- To do -
Scan the data below and pick out the lines containing the word "饲料添加剂品种目录".

- Record excerpts -
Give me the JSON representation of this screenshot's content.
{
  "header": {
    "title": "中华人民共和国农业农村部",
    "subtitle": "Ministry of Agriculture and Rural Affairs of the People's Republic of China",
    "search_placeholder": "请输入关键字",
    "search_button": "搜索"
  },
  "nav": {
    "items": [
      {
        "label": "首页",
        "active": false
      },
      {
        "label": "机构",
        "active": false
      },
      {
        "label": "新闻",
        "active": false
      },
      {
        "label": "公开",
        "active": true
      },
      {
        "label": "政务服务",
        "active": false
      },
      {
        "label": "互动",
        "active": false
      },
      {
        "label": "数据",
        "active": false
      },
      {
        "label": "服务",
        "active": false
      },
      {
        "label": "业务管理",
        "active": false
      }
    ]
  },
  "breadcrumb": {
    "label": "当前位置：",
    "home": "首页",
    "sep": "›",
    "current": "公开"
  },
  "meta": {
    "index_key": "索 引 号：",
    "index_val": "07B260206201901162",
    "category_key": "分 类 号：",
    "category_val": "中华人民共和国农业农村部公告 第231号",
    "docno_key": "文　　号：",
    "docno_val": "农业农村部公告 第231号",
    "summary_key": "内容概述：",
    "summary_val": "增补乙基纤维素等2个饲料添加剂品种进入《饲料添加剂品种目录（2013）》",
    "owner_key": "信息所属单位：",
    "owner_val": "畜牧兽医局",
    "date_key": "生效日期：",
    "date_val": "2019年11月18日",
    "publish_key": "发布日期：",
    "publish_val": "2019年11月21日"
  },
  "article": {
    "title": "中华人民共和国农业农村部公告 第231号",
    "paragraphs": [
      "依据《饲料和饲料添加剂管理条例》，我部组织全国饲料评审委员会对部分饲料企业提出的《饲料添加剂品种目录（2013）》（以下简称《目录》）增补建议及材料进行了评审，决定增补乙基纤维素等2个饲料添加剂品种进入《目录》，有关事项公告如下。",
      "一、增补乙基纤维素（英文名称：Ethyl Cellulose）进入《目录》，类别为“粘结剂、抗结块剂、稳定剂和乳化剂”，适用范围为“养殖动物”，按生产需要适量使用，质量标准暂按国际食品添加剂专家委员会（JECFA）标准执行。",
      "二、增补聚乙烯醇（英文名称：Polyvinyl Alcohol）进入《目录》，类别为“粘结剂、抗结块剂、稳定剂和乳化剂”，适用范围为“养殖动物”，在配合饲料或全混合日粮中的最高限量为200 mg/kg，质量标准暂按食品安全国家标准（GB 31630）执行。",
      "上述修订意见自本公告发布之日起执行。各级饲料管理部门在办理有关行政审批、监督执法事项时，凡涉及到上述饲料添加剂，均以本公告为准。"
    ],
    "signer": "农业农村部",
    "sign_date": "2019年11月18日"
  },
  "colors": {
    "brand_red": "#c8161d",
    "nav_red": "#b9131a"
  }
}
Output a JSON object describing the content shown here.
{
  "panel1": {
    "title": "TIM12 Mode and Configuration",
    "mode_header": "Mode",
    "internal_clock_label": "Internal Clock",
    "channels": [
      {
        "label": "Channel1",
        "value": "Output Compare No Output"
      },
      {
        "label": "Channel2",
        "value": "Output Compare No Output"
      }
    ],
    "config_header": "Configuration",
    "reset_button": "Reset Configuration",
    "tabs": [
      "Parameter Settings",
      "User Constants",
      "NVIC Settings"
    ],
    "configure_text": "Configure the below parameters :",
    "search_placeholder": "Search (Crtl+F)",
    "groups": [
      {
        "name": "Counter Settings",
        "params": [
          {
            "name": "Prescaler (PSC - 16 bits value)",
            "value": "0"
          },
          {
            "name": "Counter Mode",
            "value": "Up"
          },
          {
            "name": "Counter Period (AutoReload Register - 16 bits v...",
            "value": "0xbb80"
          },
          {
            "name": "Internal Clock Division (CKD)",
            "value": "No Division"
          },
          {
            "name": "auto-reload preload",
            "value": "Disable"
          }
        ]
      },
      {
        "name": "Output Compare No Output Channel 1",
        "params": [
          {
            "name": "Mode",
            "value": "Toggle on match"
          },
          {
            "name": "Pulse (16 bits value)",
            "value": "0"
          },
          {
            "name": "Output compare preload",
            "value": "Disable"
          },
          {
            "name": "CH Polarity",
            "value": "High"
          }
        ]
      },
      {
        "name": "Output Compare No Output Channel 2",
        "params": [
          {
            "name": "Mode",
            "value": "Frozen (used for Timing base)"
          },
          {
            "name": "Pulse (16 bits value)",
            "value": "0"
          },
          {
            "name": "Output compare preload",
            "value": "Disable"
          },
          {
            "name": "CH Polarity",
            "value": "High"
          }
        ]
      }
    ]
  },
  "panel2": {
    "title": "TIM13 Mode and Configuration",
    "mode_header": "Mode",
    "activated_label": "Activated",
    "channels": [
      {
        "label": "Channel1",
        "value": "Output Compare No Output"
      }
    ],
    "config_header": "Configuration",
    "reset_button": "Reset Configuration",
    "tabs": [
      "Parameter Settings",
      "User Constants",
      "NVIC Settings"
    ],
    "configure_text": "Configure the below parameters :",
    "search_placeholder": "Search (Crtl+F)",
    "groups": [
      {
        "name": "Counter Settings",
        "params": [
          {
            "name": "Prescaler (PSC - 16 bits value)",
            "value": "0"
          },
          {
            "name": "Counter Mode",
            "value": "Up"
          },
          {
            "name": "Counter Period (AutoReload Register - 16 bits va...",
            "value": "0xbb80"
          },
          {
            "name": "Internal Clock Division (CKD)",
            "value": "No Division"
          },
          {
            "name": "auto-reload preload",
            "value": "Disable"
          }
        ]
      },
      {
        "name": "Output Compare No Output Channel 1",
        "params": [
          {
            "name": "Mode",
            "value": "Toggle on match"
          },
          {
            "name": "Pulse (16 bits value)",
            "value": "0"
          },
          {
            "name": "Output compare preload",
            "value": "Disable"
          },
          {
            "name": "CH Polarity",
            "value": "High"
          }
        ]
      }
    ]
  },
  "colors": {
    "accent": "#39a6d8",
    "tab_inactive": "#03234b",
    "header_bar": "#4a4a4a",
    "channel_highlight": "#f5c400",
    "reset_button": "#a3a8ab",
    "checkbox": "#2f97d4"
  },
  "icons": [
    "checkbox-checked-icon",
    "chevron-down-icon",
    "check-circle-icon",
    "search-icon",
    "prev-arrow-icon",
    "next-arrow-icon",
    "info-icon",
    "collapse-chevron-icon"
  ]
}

- Answer space -
    "summary_val": "增补乙基纤维素等2个饲料添加剂品种进入《饲料添加剂品种目录（2013）》",
      "依据《饲料和饲料添加剂管理条例》，我部组织全国饲料评审委员会对部分饲料企业提出的《饲料添加剂品种目录（2013）》（以下简称《目录》）增补建议及材料进行了评审，决定增补乙基纤维素等2个饲料添加剂品种进入《目录》，有关事项公告如下。",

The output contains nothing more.